My father, Hiralal, was a businessman. He dealt in jute. He visited farmers, stayed with them, dined with them, played cards with them and bought jute from them. After the price was agreed, jute was transported to his warehouse by a long line of bullock carts. As soon as the jute had been delivered, the drivers of those bullock carts would be invited to a lunch of basmati rice and a sauce made from lentils and vegetables, together with yogurt, papadams and pickles. My father and my mother were always very generous hosts.

After a simple act of processing, Hiralal sold the jute to craftspeople ...


There are approximately 632 more words in this article.

To read the rest of this article, please buy this issue, or join the Resurgence Trust.
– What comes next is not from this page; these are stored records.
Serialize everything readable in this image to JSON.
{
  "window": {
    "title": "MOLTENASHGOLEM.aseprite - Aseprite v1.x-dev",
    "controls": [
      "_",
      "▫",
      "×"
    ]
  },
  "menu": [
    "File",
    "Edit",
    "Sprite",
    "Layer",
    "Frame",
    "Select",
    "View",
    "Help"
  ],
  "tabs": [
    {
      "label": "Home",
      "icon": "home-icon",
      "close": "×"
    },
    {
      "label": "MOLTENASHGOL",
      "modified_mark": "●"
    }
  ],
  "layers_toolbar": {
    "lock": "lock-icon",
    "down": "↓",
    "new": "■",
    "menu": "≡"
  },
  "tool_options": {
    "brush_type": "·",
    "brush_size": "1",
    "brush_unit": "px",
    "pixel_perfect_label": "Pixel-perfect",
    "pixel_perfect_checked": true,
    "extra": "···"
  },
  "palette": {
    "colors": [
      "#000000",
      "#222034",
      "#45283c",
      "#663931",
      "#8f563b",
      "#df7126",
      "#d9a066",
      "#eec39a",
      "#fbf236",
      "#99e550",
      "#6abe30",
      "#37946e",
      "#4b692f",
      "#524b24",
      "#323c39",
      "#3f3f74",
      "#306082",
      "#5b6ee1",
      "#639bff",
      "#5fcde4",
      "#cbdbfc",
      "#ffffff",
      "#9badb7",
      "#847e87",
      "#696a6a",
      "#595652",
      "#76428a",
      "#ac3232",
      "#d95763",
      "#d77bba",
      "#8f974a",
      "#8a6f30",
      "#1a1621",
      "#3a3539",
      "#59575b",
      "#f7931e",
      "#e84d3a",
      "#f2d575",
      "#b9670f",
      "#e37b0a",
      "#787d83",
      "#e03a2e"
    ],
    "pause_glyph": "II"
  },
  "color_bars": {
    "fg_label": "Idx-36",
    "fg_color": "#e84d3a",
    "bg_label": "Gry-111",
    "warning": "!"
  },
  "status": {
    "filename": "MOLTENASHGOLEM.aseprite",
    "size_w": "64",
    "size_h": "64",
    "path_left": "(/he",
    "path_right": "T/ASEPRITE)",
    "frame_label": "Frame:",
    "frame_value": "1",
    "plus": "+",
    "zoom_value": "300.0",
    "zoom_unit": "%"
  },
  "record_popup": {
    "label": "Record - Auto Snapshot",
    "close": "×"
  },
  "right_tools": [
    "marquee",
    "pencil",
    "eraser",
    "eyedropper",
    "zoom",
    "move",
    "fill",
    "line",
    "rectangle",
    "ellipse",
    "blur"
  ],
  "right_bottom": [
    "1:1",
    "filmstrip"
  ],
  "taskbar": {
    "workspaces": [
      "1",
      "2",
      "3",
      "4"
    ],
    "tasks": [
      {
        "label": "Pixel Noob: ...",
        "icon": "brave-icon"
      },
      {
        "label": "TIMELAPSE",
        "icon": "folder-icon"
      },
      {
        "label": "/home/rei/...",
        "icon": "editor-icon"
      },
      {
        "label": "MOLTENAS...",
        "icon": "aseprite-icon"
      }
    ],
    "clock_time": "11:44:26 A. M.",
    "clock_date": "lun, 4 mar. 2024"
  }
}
As a member you will receive access to the complete archive of magazines from May 1966.

Buy Issue Join Us

If you are already a member, please Sign in